So we need to add dmraid to the initramfs. Debian and Ubuntu supports this by way of a set of shell scripts and configuration files placed in /etc/mkinitramfs/. We must tailor these to include dmraid by plugging in two simple scripts and adding a one-line entry to a configuration file.

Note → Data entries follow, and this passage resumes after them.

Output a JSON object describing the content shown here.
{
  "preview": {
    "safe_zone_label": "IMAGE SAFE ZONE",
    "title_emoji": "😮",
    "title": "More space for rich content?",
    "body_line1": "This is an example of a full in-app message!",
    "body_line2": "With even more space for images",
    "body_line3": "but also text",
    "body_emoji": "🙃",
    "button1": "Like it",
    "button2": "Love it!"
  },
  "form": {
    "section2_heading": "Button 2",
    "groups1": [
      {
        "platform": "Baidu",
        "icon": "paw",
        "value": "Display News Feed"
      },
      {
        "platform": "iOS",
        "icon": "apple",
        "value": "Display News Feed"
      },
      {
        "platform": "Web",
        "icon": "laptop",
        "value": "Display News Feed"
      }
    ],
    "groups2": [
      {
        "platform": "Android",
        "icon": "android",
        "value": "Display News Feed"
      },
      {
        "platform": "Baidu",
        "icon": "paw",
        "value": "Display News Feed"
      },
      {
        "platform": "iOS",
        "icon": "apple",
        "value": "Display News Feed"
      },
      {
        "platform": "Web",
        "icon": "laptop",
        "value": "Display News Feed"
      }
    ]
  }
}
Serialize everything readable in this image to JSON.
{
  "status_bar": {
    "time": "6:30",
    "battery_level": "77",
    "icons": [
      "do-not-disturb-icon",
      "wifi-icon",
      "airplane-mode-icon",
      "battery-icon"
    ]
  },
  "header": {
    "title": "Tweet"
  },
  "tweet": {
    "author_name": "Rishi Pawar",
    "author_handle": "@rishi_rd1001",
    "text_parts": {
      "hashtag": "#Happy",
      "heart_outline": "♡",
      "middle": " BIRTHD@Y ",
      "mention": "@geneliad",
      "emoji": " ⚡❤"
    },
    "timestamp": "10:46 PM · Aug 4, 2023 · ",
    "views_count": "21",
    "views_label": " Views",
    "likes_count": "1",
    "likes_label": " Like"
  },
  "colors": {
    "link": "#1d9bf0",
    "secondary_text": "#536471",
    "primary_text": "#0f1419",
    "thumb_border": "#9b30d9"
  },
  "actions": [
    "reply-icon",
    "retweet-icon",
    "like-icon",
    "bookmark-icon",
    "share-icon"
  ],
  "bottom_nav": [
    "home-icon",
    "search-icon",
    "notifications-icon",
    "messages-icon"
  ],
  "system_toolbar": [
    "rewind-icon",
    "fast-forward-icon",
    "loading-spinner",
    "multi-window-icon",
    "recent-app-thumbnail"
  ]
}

The only real challenge here is to make sure you don't inadvertently screw up the syntax with a typo.

Note that in Ubuntu 6.06, this is taken care of by the dmraid package itself.

Configure mkinitramfs

First, create a new file as /etc/mkinitramfs/scripts/local-top/dmraid.

(If you are lazy or don't like to keyboard, you can open this how-to in the browser and copy the text.)

Warning /!\ the line: PREREQ="udev" gave me circular-dependency issues so I replaced it with PREREQ="" and my issue was resolved


        echo "$PREREQ"

case $1 in
# get pre-requisites
        exit 0

modprobe -q sata_nv
modprobe -q dm-mod

# Uncomment next line if you are using RAID-1 (mirror)
# modprobe -q dm-mirror

/sbin/dmraid -ay

Second, create another new file as /etc/mkinitramfs/hooks/dmraid.

(Again for the lazy, you can copy it from your browser. Also, it's only slightly different, so if you are manually typing it for some reason, you may want to start with a copy of the first script.)


        echo "$PREREQ"

case $1 in
# get pre-requisites
        exit 0

. /usr/share/initramfs-tools/hook-functions

copy_exec /sbin/dmraid /sbin

exit 0

Third, mark both of these new initramfs scripts as executable:

chmod +x /etc/mkinitramfs/hooks/dmraid
chmod +x /etc/mkinitramfs/scripts/local-top/dmraid

Last, add the line dm-mod to the file /etc/mkinitramfs/modules. Make sure the file ends with a newline. If you use a RAID-1 (mirror), include dm-mirror as well.

Update the initrd

Now the big moment -- use initramfs to update the initrd file. Below, I show the kernel I installed at that time, but stuff following "img-" and following "-c -k " must reflect the version YOU are using (e.g., "2.6.15-29-amd64-k8-smp" or whatever).

Two commands

rm /boot/initrd.img-2.6.12-9-k7
update-initramfs -c -k 2.6.12-9-k7

FakeRaidHowto/Historical (last edited 2017-09-08 03:12:55 by ckimes)